▸ What is being asked: The entries that follow need to be reproduced exactly, minus any images.
--- START ---
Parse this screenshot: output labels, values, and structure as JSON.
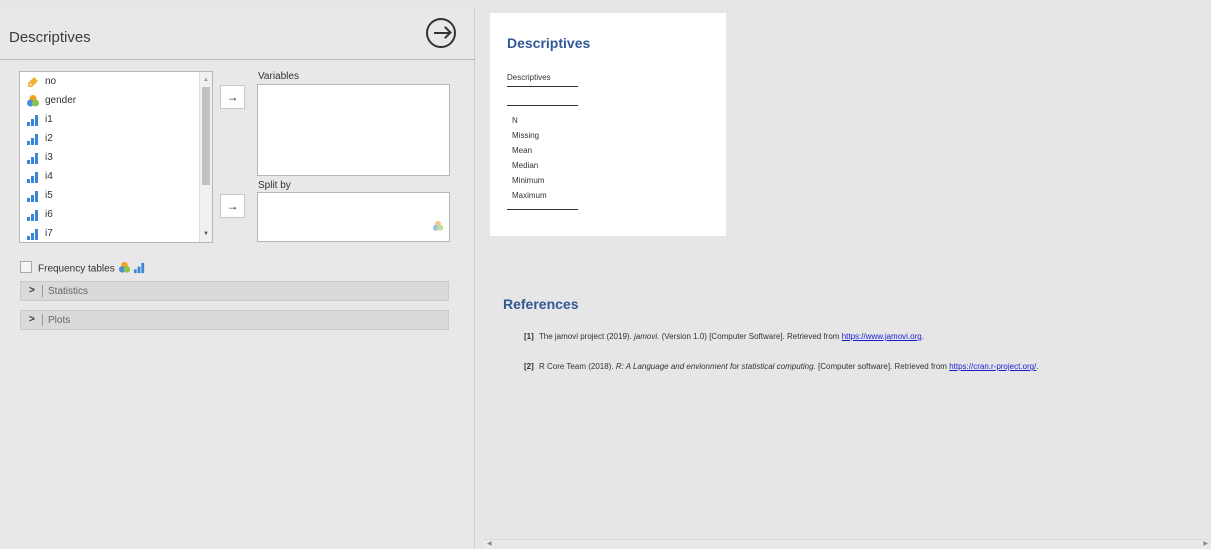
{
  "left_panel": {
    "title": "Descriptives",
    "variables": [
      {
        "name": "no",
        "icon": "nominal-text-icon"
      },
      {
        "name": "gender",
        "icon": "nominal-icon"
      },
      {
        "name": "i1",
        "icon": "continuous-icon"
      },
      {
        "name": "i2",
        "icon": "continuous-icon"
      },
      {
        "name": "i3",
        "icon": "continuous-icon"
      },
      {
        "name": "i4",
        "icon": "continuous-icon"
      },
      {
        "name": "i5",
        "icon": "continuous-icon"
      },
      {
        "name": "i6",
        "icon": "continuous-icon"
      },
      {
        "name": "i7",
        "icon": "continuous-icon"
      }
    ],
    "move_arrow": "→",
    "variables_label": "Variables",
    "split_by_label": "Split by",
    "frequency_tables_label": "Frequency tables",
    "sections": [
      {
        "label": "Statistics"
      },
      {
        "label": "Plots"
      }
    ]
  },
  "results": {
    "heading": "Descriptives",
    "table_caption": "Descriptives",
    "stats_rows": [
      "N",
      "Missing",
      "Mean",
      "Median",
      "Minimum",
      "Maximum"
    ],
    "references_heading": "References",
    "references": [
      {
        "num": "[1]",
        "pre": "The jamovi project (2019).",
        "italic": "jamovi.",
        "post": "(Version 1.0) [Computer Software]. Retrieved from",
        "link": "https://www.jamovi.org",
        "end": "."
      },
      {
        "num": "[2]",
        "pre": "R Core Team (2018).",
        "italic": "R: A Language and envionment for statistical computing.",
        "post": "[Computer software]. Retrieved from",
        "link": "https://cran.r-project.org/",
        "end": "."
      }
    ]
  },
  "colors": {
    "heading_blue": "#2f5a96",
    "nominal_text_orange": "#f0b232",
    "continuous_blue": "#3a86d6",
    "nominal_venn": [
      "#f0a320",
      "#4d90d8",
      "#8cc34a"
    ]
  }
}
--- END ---
▸ Task result:
Parse this screenshot: output labels, values, and structure as JSON.
{
  "left_panel": {
    "title": "Descriptives",
    "variables": [
      {
        "name": "no",
        "icon": "nominal-text-icon"
      },
      {
        "name": "gender",
        "icon": "nominal-icon"
      },
      {
        "name": "i1",
        "icon": "continuous-icon"
      },
      {
        "name": "i2",
        "icon": "continuous-icon"
      },
      {
        "name": "i3",
        "icon": "continuous-icon"
      },
      {
        "name": "i4",
        "icon": "continuous-icon"
      },
      {
        "name": "i5",
        "icon": "continuous-icon"
      },
      {
        "name": "i6",
        "icon": "continuous-icon"
      },
      {
        "name": "i7",
        "icon": "continuous-icon"
      }
    ],
    "move_arrow": "→",
    "variables_label": "Variables",
    "split_by_label": "Split by",
    "frequency_tables_label": "Frequency tables",
    "sections": [
      {
        "label": "Statistics"
      },
      {
        "label": "Plots"
      }
    ]
  },
  "results": {
    "heading": "Descriptives",
    "table_caption": "Descriptives",
    "stats_rows": [
      "N",
      "Missing",
      "Mean",
      "Median",
      "Minimum",
      "Maximum"
    ],
    "references_heading": "References",
    "references": [
      {
        "num": "[1]",
        "pre": "The jamovi project (2019).",
        "italic": "jamovi.",
        "post": "(Version 1.0) [Computer Software]. Retrieved from",
        "link": "https://www.jamovi.org",
        "end": "."
      },
      {
        "num": "[2]",
        "pre": "R Core Team (2018).",
        "italic": "R: A Language and envionment for statistical computing.",
        "post": "[Computer software]. Retrieved from",
        "link": "https://cran.r-project.org/",
        "end": "."
      }
    ]
  },
  "colors": {
    "heading_blue": "#2f5a96",
    "nominal_text_orange": "#f0b232",
    "continuous_blue": "#3a86d6",
    "nominal_venn": [
      "#f0a320",
      "#4d90d8",
      "#8cc34a"
    ]
  }
}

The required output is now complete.